diess, To the Burgomastef of 'he
refused to comply at first, and' was only'
diteed to do se by the pressing entreaties . of
the stranger, - whO gave a florin, and recom
mended himz r :ilretterve.strict silence. The
bey was - at inclined to dq so; for ha
knew be had, done something wrocg ;- but he
at length confessed to his master, who imme
diately perceived that•thia mysterious affair
was in close connection with the uniVersally
spoken-of trial. 1 He went to - 'the landlord of
the inn,- and asked him- if he 'remembered a
stranger, who had brought the deafand dumb _
boy to his house ? The lincllord,retalled the
circumstance, but did 2: not - - - know the. - man.;'
his wife, however, - called to mind that she
bad seen him speaking fa miliarly with anoth
-er well-known man from- : the town, the mil-
ler Overbliek, Who bad just - stopped with his
wagon 'before the:dOor. They shook hands
,on parting,-and called =one-another hy ; name.
The schoolmaster inquired farther, Relent
directly to Overblink and asked the name of
the man. -The miller remembered the eir
eumaiance perfectly:• and said the mati was
-'no other thaahieold aeiluttintance, the baker
H—, of that very . townl ;This seheo}}nas=
ter, after reCoutmedink the miller to oh
, serve the strictest secreeyi
. had then come
straight to the police.
The baker eras-immediately arrested and
examined. He Must have' given some 'hit-
formation, for the wootspiener.Leendert van
N.-4nd his wife were alto imprisoned du
ring the course of - the day.' These were the
persons who hat' first raised sitpicion against
the Blue Dragoon, and had made such a Wel,l
founded denunciation against him before the
authorities.
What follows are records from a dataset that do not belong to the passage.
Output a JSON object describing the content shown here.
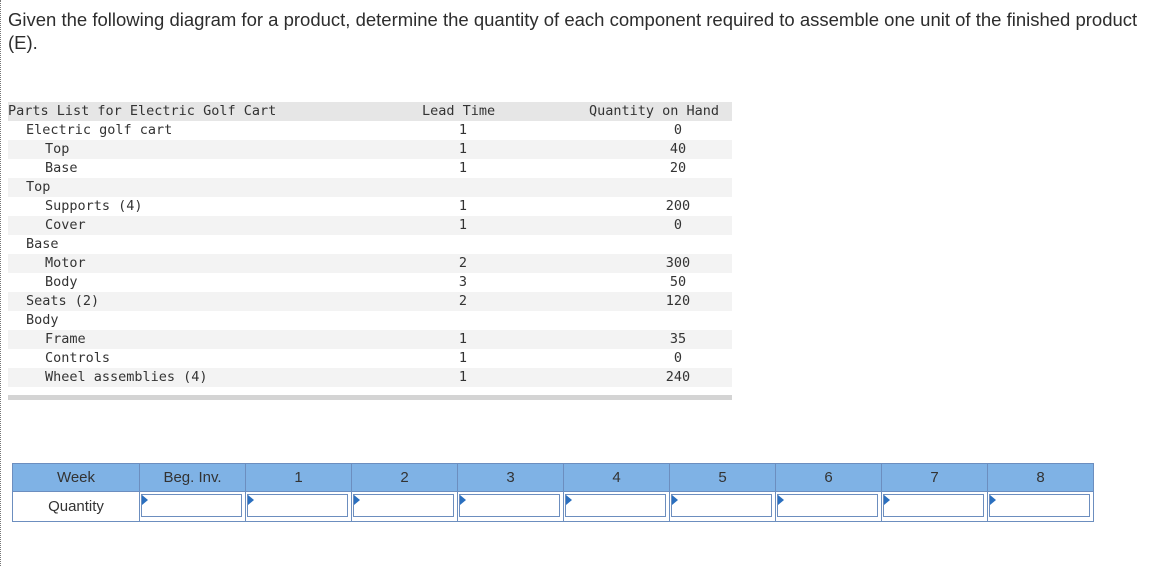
{
  "question": "Given the following diagram for a product, determine the quantity of each component required to assemble one unit of the finished product (E).",
  "parts_list": {
    "headers": {
      "name": "Parts List for Electric Golf Cart",
      "lead_time": "Lead Time",
      "qty_on_hand": "Quantity on Hand"
    },
    "rows": [
      {
        "name": "Electric golf cart",
        "lead": "1",
        "qty": "0"
      },
      {
        "name": "Top",
        "lead": "1",
        "qty": "40"
      },
      {
        "name": "Base",
        "lead": "1",
        "qty": "20"
      },
      {
        "name": "Top",
        "lead": "",
        "qty": ""
      },
      {
        "name": "Supports (4)",
        "lead": "1",
        "qty": "200"
      },
      {
        "name": "Cover",
        "lead": "1",
        "qty": "0"
      },
      {
        "name": "Base",
        "lead": "",
        "qty": ""
      },
      {
        "name": "Motor",
        "lead": "2",
        "qty": "300"
      },
      {
        "name": "Body",
        "lead": "3",
        "qty": "50"
      },
      {
        "name": "Seats (2)",
        "lead": "2",
        "qty": "120"
      },
      {
        "name": "Body",
        "lead": "",
        "qty": ""
      },
      {
        "name": "Frame",
        "lead": "1",
        "qty": "35"
      },
      {
        "name": "Controls",
        "lead": "1",
        "qty": "0"
      },
      {
        "name": "Wheel assemblies (4)",
        "lead": "1",
        "qty": "240"
      }
    ]
  },
  "answer_table": {
    "header_label": "Week",
    "beg_inv_label": "Beg. Inv.",
    "weeks": [
      "1",
      "2",
      "3",
      "4",
      "5",
      "6",
      "7",
      "8"
    ],
    "row_label": "Quantity",
    "values": [
      "",
      "",
      "",
      "",
      "",
      "",
      "",
      "",
      ""
    ]
  },
  "colors": {
    "header_blue": "#7fb2e5",
    "border_blue": "#6c8ebf",
    "flag_blue": "#2a6fbf"
  }
}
The crime of which =they Were
accused was quite a different one from ,the
preceding, and, had as little contiectiOn „With
the carpenter and hiaaplicea, es the -
ter with the Blue Dragoon and his relatit
Without,the robbery, however, in , which
last persons arrested were partipipat
this dark erime, would hardly-lave been
We find -in the dirty low room of it he
woll-spinner Leendert van .11 - -----on
lug of the 29th June, a :company of card-play- -
ere who,as regarded their _antecedents,. had
not much to reproach each other with. The
players were Corperal Rader, the baker
Leendert , van, They
were well acquainted,' though .414 hated uud
detested each othei v lint common criminal
interest connected thtuu together. The ba
ker and corporal were old allies; the former
baked the bread for the garrisne, and the lat
ter bad' the 'duty of[receiving jit from him.
The baker employed the Coticitoti trick, of
rendering:the breld the proper- weight by
mixing deleterious ingredients; in the dough:
The corporal: detected it, and gave the baker
the choice of being denounced orbribmghhin.
He' ehosetbe latter.. The corpenal t however,
treated hint harshly, and he, , temsequenify,
bated him. The enmity between - the. carp
rat and - the wool-spinner was. atilt - more vio- ,
jdot. The latter had formerly_all the Tole'.
hie of supplying the garrison 'for,thetaiters,
but the corporal had lately deprived , him
it. Hehad lost considerably-'blit, and -hi.
was furious. The carpets]; however, had
power-in his handa, and - could -deprive thew.
both of ether advantages whichtthey derived
from the - garrint. = .They were,- therefore,
'fbreed.tosuppresa'their" - passien,'suffer his to,'
• - bitrary treatnient,'atuffeel honore4f when he
visited theta. •
They. were. playing der tethei.
out such deeplproOted temiti i 'estes in such
pleees; and!with peoplei=of clias, irer'or
-teal- the provocative' of riViolehl-
They began quairelingdo , thbf evening.'- 'The
corpora) employed throats. From i Words
they proceeded to blows; and the rear was
i at